[Component data from apps and pages]
────────

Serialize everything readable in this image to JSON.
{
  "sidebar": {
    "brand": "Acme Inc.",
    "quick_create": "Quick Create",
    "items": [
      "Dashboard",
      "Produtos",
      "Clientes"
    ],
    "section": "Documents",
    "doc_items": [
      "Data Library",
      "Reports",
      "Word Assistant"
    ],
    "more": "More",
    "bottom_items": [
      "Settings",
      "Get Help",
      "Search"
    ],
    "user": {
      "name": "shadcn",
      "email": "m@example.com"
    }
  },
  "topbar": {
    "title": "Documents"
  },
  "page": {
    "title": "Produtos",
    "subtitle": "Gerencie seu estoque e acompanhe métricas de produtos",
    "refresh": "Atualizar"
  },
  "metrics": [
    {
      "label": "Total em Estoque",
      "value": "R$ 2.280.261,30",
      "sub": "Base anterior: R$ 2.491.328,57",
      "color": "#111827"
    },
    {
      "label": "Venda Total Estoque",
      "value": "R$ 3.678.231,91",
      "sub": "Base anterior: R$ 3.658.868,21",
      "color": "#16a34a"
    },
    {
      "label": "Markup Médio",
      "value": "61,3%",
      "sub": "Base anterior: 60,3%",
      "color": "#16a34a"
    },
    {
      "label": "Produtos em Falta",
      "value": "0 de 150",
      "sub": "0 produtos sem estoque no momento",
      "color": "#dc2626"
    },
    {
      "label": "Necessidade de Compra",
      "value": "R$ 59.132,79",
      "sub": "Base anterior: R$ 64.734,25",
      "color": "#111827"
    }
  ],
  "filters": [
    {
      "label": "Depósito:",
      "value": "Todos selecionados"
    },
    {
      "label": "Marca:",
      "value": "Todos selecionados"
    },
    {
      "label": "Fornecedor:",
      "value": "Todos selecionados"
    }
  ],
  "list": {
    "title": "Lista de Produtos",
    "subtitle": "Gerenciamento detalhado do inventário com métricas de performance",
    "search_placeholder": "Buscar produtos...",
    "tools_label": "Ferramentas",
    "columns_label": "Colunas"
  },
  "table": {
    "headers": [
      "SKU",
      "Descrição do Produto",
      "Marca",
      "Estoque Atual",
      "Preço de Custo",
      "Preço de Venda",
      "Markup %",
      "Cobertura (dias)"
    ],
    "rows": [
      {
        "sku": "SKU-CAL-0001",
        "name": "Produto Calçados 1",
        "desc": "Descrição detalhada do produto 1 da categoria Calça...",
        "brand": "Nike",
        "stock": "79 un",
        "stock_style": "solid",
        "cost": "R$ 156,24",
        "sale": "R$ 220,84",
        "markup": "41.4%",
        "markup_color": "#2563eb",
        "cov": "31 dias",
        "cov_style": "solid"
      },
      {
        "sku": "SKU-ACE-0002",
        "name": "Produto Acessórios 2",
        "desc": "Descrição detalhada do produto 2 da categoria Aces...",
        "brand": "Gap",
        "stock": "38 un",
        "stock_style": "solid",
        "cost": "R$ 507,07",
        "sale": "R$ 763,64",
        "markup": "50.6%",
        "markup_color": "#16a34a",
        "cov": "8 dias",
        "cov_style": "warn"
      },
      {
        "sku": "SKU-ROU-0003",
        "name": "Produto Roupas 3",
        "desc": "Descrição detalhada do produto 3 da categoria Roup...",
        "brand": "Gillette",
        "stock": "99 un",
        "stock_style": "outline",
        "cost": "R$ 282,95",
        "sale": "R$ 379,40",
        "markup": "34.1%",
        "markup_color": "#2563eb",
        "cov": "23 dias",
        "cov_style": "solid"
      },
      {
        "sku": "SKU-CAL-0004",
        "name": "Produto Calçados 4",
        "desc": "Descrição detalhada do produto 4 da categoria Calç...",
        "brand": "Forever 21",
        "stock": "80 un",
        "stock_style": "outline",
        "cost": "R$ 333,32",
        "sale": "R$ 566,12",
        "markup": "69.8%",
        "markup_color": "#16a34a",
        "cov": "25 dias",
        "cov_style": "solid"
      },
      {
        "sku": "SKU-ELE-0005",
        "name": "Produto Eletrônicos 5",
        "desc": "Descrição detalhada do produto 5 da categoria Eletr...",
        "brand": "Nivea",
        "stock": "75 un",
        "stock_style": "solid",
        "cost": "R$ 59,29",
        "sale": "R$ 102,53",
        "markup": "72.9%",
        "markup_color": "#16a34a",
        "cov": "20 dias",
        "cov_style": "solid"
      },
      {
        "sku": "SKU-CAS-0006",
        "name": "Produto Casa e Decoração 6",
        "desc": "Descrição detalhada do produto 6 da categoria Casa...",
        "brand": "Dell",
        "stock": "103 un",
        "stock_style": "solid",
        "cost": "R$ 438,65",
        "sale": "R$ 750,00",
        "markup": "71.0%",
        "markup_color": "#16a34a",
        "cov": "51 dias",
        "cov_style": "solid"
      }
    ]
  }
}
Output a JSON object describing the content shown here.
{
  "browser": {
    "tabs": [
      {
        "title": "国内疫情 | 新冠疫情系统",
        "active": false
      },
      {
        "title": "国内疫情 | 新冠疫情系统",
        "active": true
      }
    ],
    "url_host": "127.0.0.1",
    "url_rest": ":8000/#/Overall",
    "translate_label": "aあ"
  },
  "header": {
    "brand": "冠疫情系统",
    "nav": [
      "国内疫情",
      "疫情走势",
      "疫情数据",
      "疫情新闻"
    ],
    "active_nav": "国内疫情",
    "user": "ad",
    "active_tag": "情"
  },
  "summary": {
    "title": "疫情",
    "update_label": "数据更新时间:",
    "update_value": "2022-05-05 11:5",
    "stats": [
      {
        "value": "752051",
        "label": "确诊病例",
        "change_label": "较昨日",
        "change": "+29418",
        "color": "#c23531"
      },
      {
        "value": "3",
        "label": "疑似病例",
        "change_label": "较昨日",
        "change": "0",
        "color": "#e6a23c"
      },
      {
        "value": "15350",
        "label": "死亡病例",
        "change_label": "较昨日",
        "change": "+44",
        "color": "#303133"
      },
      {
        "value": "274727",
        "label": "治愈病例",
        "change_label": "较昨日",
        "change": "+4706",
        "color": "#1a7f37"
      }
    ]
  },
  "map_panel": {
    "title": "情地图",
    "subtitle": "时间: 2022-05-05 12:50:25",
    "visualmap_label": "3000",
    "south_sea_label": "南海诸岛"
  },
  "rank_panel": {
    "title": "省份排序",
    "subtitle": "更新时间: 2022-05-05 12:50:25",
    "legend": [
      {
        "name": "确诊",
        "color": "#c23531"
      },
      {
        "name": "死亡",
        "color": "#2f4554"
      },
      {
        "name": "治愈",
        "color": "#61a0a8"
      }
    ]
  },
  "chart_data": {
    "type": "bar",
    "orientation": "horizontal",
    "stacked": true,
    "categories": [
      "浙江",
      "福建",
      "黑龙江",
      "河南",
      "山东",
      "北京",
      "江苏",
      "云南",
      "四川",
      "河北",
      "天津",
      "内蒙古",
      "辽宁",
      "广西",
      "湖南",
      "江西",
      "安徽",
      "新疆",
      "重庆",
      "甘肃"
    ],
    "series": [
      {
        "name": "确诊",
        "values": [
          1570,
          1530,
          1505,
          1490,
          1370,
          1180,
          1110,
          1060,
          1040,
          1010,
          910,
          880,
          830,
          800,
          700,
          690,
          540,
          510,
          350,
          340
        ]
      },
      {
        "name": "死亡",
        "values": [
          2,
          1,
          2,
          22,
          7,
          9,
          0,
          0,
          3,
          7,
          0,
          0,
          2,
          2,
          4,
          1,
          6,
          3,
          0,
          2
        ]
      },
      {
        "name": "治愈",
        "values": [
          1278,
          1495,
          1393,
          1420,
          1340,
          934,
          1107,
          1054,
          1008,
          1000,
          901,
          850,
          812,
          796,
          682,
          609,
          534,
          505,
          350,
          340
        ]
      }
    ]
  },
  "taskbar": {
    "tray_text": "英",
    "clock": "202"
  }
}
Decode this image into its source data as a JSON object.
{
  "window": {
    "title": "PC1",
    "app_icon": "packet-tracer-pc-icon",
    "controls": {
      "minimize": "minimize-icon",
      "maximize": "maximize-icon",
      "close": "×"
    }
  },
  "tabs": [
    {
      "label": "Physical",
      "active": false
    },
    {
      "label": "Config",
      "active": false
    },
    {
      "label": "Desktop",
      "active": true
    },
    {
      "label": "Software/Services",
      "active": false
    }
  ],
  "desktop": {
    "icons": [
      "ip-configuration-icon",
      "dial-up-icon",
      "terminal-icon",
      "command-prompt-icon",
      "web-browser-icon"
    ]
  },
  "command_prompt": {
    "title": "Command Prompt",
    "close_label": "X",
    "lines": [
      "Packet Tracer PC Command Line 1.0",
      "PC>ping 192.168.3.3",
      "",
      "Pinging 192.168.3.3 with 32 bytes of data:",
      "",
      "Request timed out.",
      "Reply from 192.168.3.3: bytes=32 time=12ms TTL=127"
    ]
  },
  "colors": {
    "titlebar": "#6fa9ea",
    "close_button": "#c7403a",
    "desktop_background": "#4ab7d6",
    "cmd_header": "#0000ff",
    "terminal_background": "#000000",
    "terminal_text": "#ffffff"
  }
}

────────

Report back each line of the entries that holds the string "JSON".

Serialize everything readable in this image to JSON.
Output a JSON object describing the content shown here.
Decode this image into its source data as a JSON object.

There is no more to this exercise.